Computers face similar challenges. Water is a complicated fluid. It requires highly sophisticated algorithms to model its behavior, and even then there is room for error. The interaction between the arm and body is difficult to model, because even elite swimmers have different styles of arm pull. How the hand moves through a small portion of the stroke will affect how it moves further along, as well as the water around it.
Most recently, Professor Rajat Mittal of Johns Hopkins University announced that he’d been able to conclusively end the debate with a new computerized fluid dynamics model. His result was quite surprising, because it concluded that both theories were correct. Mittal says that the deep catch method is more efficient, but that it makes more use of lift than drag. He shared this information with the US Olympic Swim Team ahead of the 2012 games, but it’s uncertain if any of the athletes were able to incorporate the information into changing their stroke effectively before competition.
There are a few reasons I stuck with of drag in FASTER and did not mention the study by Mittal. To begin with, my primary intent was to give uninitiated athletes a good foundation for understanding the scientific principles of the sport. Going into the fine details of this debate went beyond what I thought was appropriate. Secondly, Mittal’s findings were only published in 2012. There hasn’t been sufficient time for his work to be examined by others. Science requires thoroughness, and more than one scientist has been proven wrong.
The final reason was more triathlon specific. Mittal’s final conclusion says the deep catch method is better for Olympic swimmers in a pool environment. These are highly specialized athletes in different water conditions competing at much shorter distances. What works better for them may not be best for triathletes swimming generally much longer distances. There is also the wet suit to consider, which other studies have shown can contribute to extra fatigue over time. So perhaps what a sprinter may find to be a more powerful stroke translates into a more tiresome one for a half-Iron distance swimmer. I’m optimistic that someone will take Dr. Mittal’s results one step further and compare them to an open-water scenario.

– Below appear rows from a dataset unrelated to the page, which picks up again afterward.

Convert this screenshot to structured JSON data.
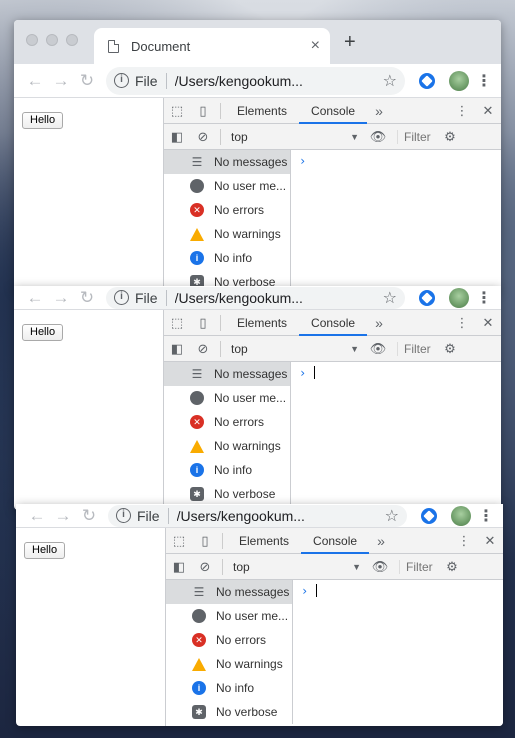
{
  "browser": {
    "tab_title": "Document",
    "tab_close": "×",
    "new_tab": "+",
    "back": "←",
    "forward": "→",
    "reload": "↻",
    "info": "i",
    "scheme": "File",
    "path": "/Users/kengookum...",
    "star": "☆",
    "menu": "⋮"
  },
  "page": {
    "hello_button": "Hello"
  },
  "devtools": {
    "inspect_icon": "⬚",
    "device_icon": "▯",
    "tabs": [
      "Elements",
      "Console"
    ],
    "more_tabs": "»",
    "menu": "⋮",
    "close": "✕",
    "sidebar_toggle": "◧",
    "clear_icon": "⊘",
    "context": "top",
    "caret": "▼",
    "eye_icon": "👁",
    "filter_placeholder": "Filter",
    "settings_icon": "⚙",
    "sidebar_items": [
      {
        "label": "No messages",
        "icon": "list-icon"
      },
      {
        "label": "No user me...",
        "icon": "user-icon"
      },
      {
        "label": "No errors",
        "icon": "error-icon"
      },
      {
        "label": "No warnings",
        "icon": "warning-icon"
      },
      {
        "label": "No info",
        "icon": "info-icon"
      },
      {
        "label": "No verbose",
        "icon": "verbose-icon"
      }
    ],
    "prompt": "›",
    "glyphs": {
      "list": "☰",
      "error": "✕",
      "warn": "!",
      "info": "i",
      "verbose": "✱"
    }
  },
  "colors": {
    "accent": "#1a73e8",
    "error": "#d93025",
    "warning": "#f9ab00"
  }
}
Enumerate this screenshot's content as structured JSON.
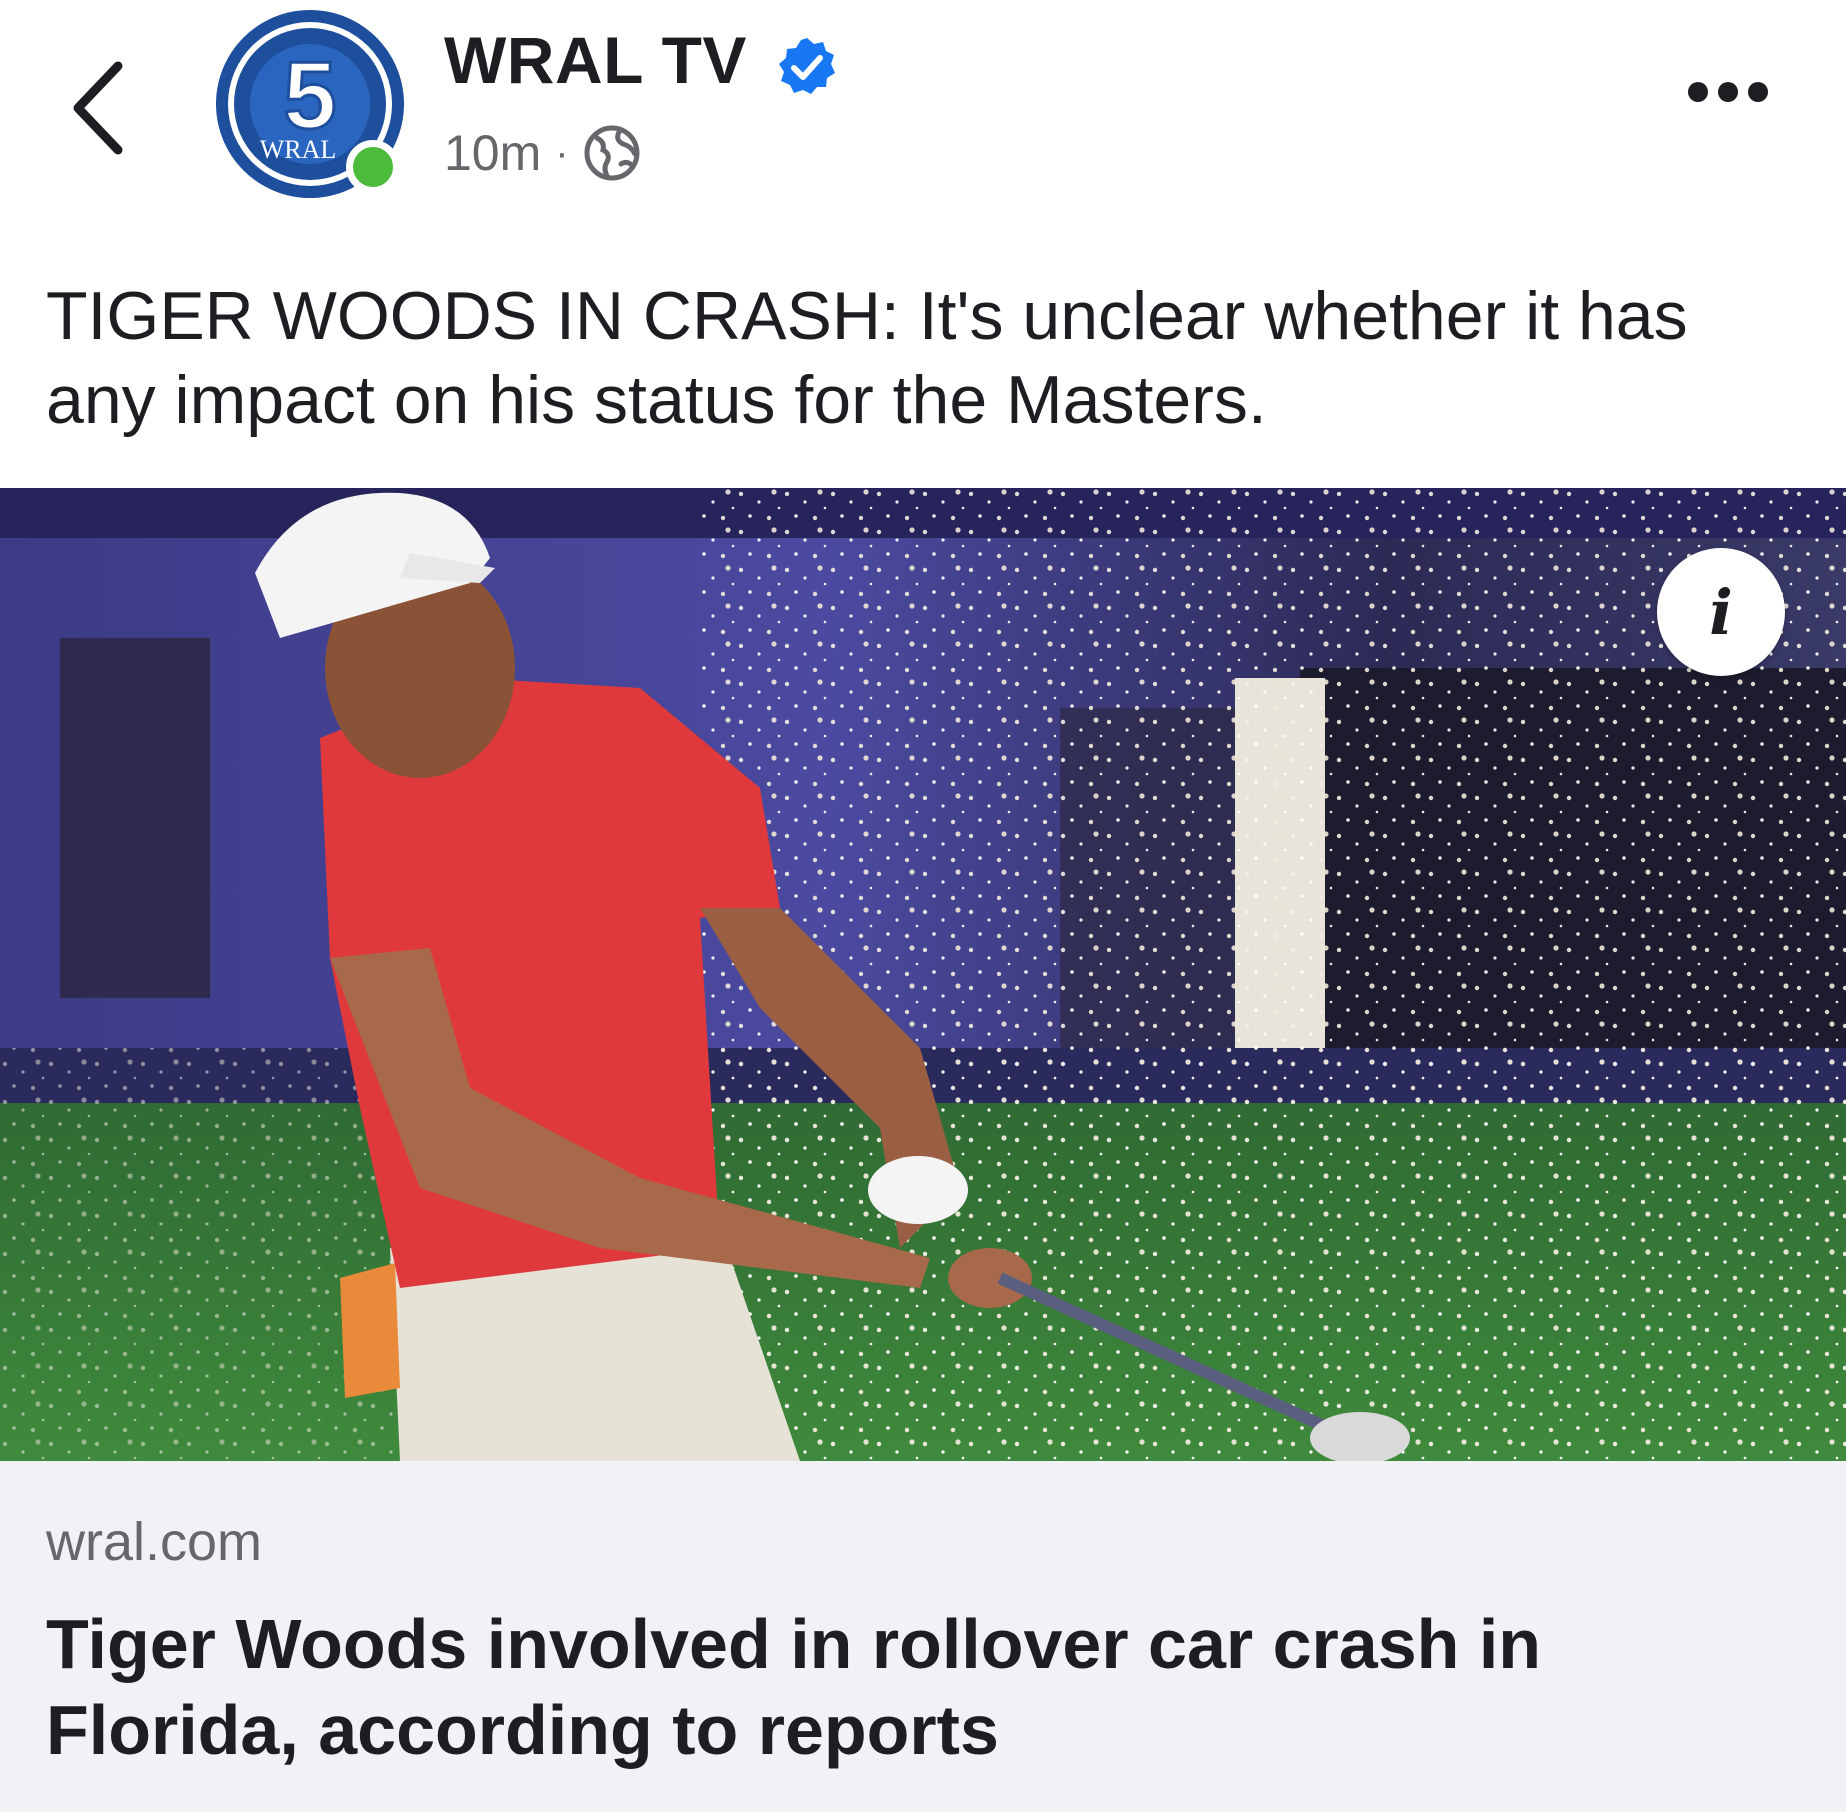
{
  "post": {
    "page_name": "WRAL TV",
    "verified": true,
    "time": "10m",
    "separator": "·",
    "audience_icon": "globe-icon",
    "avatar": {
      "number": "5",
      "text": "WRAL"
    },
    "caption": "TIGER WOODS IN CRASH: It's unclear whether it has any impact on his status for the Masters."
  },
  "image": {
    "info_label": "i"
  },
  "link": {
    "domain": "wral.com",
    "title": "Tiger Woods involved in rollover car crash in Florida, according to reports"
  },
  "colors": {
    "verified_blue": "#1877f2",
    "online_green": "#4cbb3b",
    "avatar_blue": "#1e4f9c",
    "card_bg": "#f0f2f5"
  }
}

So even after 116 years of Olympic swimming, we’re still refining our scientific understanding of the best way to move through the water. Being right or wrong isn’t as important as being curious and making progress. Is it lift or drag? Deep catch or sculling? We don’t know for certain just yet, but people are looking into it and getting us closer to the answer. Science isn’t easy, but that’s what scientists and triathletes have in common: the belief that nothing worth doing is ever easy.
If you’re interested in getting faster, you’ll be fascinated by FASTER: Demystifying the Science of Triathlon Speed. In Faster, astronautical engineer and triathlon journalist Jim Gourley explores the science of triathlon to see what truly makes you faster—and busts the myths and doublespeak that waste your money and slow down your racing. With this knowledge on your side, you can make easy changes that add up to free speed and faster racing.